● **EXERCISE DESCRIPTION**: The result should be an exact copy of the entries that follow, with no pictures included.

Saved data entries:
<<<<
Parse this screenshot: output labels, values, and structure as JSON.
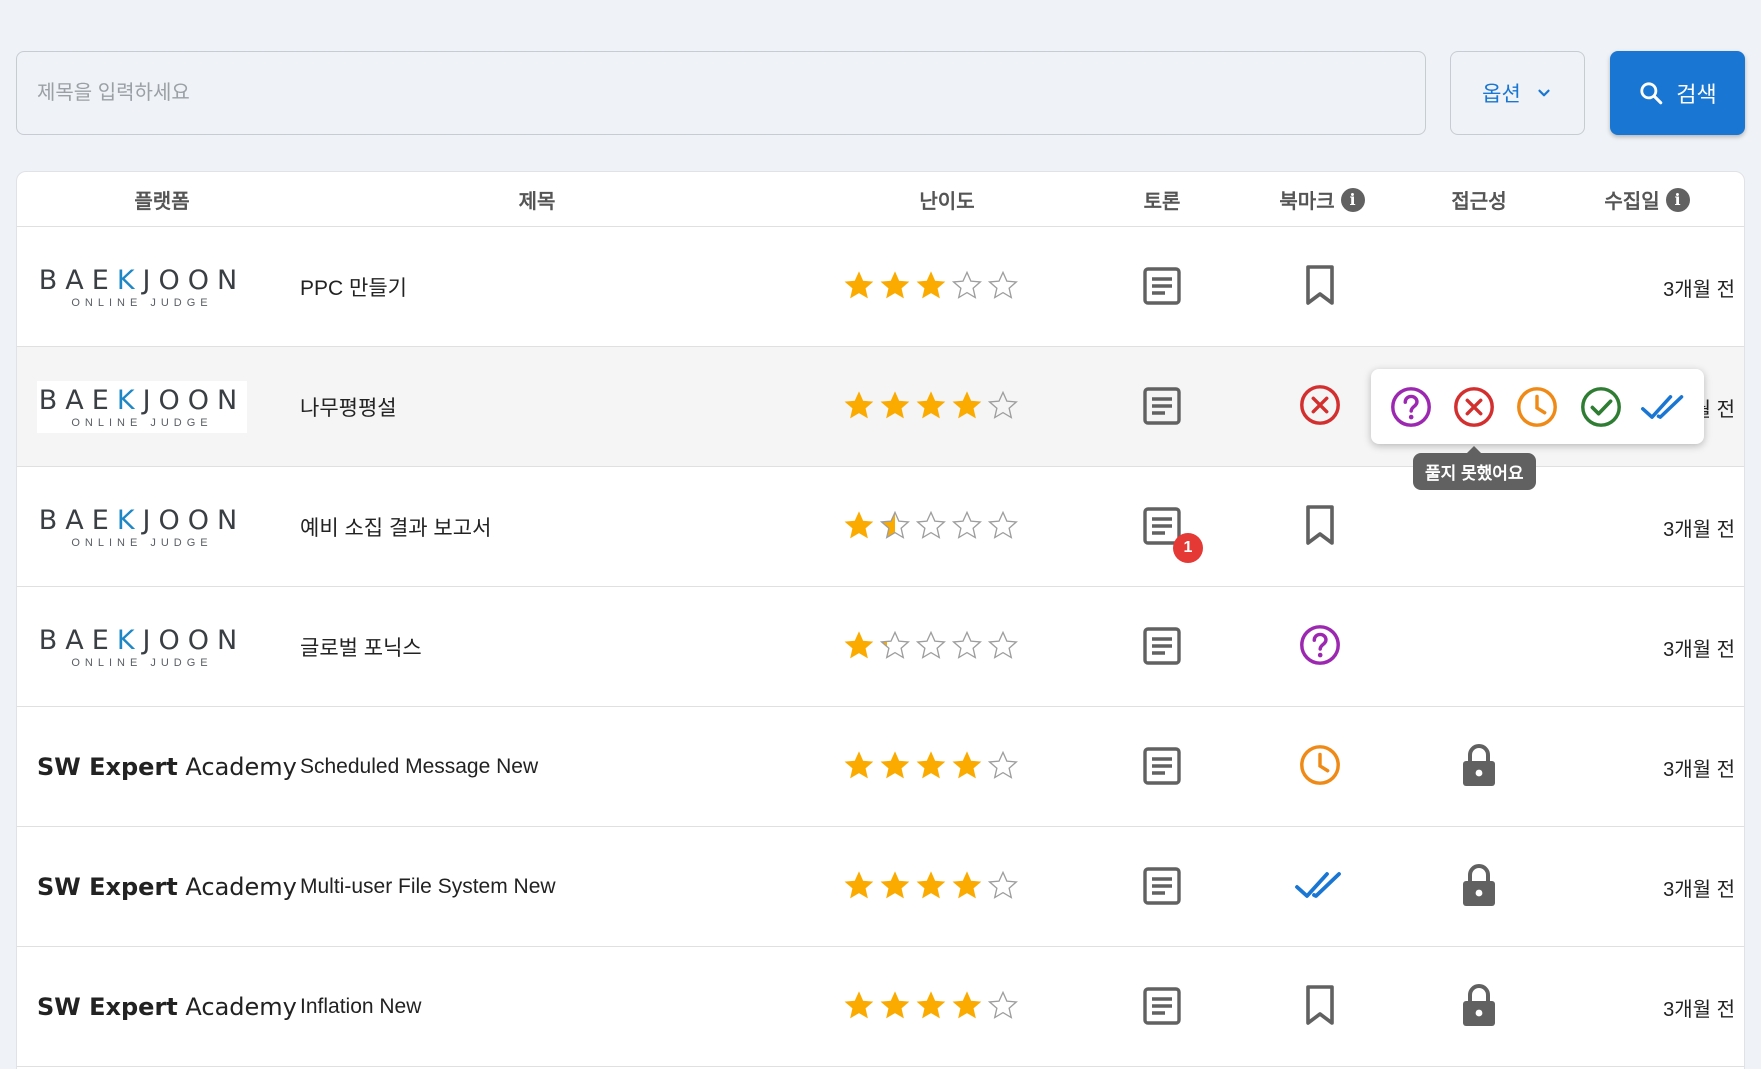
{
  "search": {
    "placeholder": "제목을 입력하세요",
    "value": ""
  },
  "options_button": {
    "label": "옵션",
    "icon": "chevron-down-icon"
  },
  "search_button": {
    "label": "검색",
    "icon": "search-icon"
  },
  "colors": {
    "primary": "#1976d2",
    "star": "#fbab00",
    "question": "#9c27b0",
    "fail": "#d32f2f",
    "pending": "#ef8a17",
    "solved": "#2e7d32",
    "reviewed": "#1976d2",
    "icon_gray": "#616161"
  },
  "table": {
    "headers": {
      "platform": "플랫폼",
      "title": "제목",
      "difficulty": "난이도",
      "discussion": "토론",
      "bookmark": "북마크",
      "accessibility": "접근성",
      "collected": "수집일"
    },
    "rows": [
      {
        "platform": "baekjoon",
        "title": "PPC 만들기",
        "stars": 3,
        "discussion_count": null,
        "bookmark": "bookmark",
        "locked": false,
        "date": "3개월 전"
      },
      {
        "platform": "baekjoon",
        "title": "나무평평설",
        "stars": 4,
        "discussion_count": null,
        "bookmark": "fail",
        "locked": false,
        "date": "3개월 전"
      },
      {
        "platform": "baekjoon",
        "title": "예비 소집 결과 보고서",
        "stars": 1.5,
        "discussion_count": "1",
        "bookmark": "bookmark",
        "locked": false,
        "date": "3개월 전"
      },
      {
        "platform": "baekjoon",
        "title": "글로벌 포닉스",
        "stars": 1.2,
        "discussion_count": null,
        "bookmark": "question",
        "locked": false,
        "date": "3개월 전"
      },
      {
        "platform": "swea",
        "title": "Scheduled Message New",
        "stars": 4,
        "discussion_count": null,
        "bookmark": "pending",
        "locked": true,
        "date": "3개월 전"
      },
      {
        "platform": "swea",
        "title": "Multi-user File System New",
        "stars": 4,
        "discussion_count": null,
        "bookmark": "reviewed",
        "locked": true,
        "date": "3개월 전"
      },
      {
        "platform": "swea",
        "title": "Inflation New",
        "stars": 4,
        "discussion_count": null,
        "bookmark": "bookmark",
        "locked": true,
        "date": "3개월 전"
      }
    ]
  },
  "logos": {
    "baekjoon_main": "BAEKJOON",
    "baekjoon_sub": "ONLINE JUDGE",
    "swea_bold": "SW Expert",
    "swea_normal": "Academy"
  },
  "popover": {
    "options": [
      "question",
      "fail",
      "pending",
      "solved",
      "reviewed"
    ],
    "tooltip": "풀지 못했어요"
  }
}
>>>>
● **ANSWER FOR THE TASK**:
Parse this screenshot: output labels, values, and structure as JSON.
{
  "search": {
    "placeholder": "제목을 입력하세요",
    "value": ""
  },
  "options_button": {
    "label": "옵션",
    "icon": "chevron-down-icon"
  },
  "search_button": {
    "label": "검색",
    "icon": "search-icon"
  },
  "colors": {
    "primary": "#1976d2",
    "star": "#fbab00",
    "question": "#9c27b0",
    "fail": "#d32f2f",
    "pending": "#ef8a17",
    "solved": "#2e7d32",
    "reviewed": "#1976d2",
    "icon_gray": "#616161"
  },
  "table": {
    "headers": {
      "platform": "플랫폼",
      "title": "제목",
      "difficulty": "난이도",
      "discussion": "토론",
      "bookmark": "북마크",
      "accessibility": "접근성",
      "collected": "수집일"
    },
    "rows": [
      {
        "platform": "baekjoon",
        "title": "PPC 만들기",
        "stars": 3,
        "discussion_count": null,
        "bookmark": "bookmark",
        "locked": false,
        "date": "3개월 전"
      },
      {
        "platform": "baekjoon",
        "title": "나무평평설",
        "stars": 4,
        "discussion_count": null,
        "bookmark": "fail",
        "locked": false,
        "date": "3개월 전"
      },
      {
        "platform": "baekjoon",
        "title": "예비 소집 결과 보고서",
        "stars": 1.5,
        "discussion_count": "1",
        "bookmark": "bookmark",
        "locked": false,
        "date": "3개월 전"
      },
      {
        "platform": "baekjoon",
        "title": "글로벌 포닉스",
        "stars": 1.2,
        "discussion_count": null,
        "bookmark": "question",
        "locked": false,
        "date": "3개월 전"
      },
      {
        "platform": "swea",
        "title": "Scheduled Message New",
        "stars": 4,
        "discussion_count": null,
        "bookmark": "pending",
        "locked": true,
        "date": "3개월 전"
      },
      {
        "platform": "swea",
        "title": "Multi-user File System New",
        "stars": 4,
        "discussion_count": null,
        "bookmark": "reviewed",
        "locked": true,
        "date": "3개월 전"
      },
      {
        "platform": "swea",
        "title": "Inflation New",
        "stars": 4,
        "discussion_count": null,
        "bookmark": "bookmark",
        "locked": true,
        "date": "3개월 전"
      }
    ]
  },
  "logos": {
    "baekjoon_main": "BAEKJOON",
    "baekjoon_sub": "ONLINE JUDGE",
    "swea_bold": "SW Expert",
    "swea_normal": "Academy"
  },
  "popover": {
    "options": [
      "question",
      "fail",
      "pending",
      "solved",
      "reviewed"
    ],
    "tooltip": "풀지 못했어요"
  }
}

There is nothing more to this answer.